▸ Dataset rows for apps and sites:

-------

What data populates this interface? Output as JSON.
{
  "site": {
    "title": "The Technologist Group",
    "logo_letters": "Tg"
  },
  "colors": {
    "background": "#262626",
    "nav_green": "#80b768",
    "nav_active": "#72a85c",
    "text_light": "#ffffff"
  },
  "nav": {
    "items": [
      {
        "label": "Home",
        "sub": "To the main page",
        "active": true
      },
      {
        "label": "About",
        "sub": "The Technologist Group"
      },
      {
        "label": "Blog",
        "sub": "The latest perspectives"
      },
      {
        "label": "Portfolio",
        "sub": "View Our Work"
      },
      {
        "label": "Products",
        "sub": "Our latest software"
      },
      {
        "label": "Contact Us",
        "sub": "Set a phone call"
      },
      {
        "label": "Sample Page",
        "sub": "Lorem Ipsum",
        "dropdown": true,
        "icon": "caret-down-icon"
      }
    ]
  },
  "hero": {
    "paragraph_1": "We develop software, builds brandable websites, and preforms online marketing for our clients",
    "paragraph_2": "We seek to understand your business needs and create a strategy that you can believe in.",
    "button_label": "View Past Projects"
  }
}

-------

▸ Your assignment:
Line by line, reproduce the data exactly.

▸ Task output:
What data populates this interface? Output as JSON.
{
  "site": {
    "title": "The Technologist Group",
    "logo_letters": "Tg"
  },
  "colors": {
    "background": "#262626",
    "nav_green": "#80b768",
    "nav_active": "#72a85c",
    "text_light": "#ffffff"
  },
  "nav": {
    "items": [
      {
        "label": "Home",
        "sub": "To the main page",
        "active": true
      },
      {
        "label": "About",
        "sub": "The Technologist Group"
      },
      {
        "label": "Blog",
        "sub": "The latest perspectives"
      },
      {
        "label": "Portfolio",
        "sub": "View Our Work"
      },
      {
        "label": "Products",
        "sub": "Our latest software"
      },
      {
        "label": "Contact Us",
        "sub": "Set a phone call"
      },
      {
        "label": "Sample Page",
        "sub": "Lorem Ipsum",
        "dropdown": true,
        "icon": "caret-down-icon"
      }
    ]
  },
  "hero": {
    "paragraph_1": "We develop software, builds brandable websites, and preforms online marketing for our clients",
    "paragraph_2": "We seek to understand your business needs and create a strategy that you can believe in.",
    "button_label": "View Past Projects"
  }
}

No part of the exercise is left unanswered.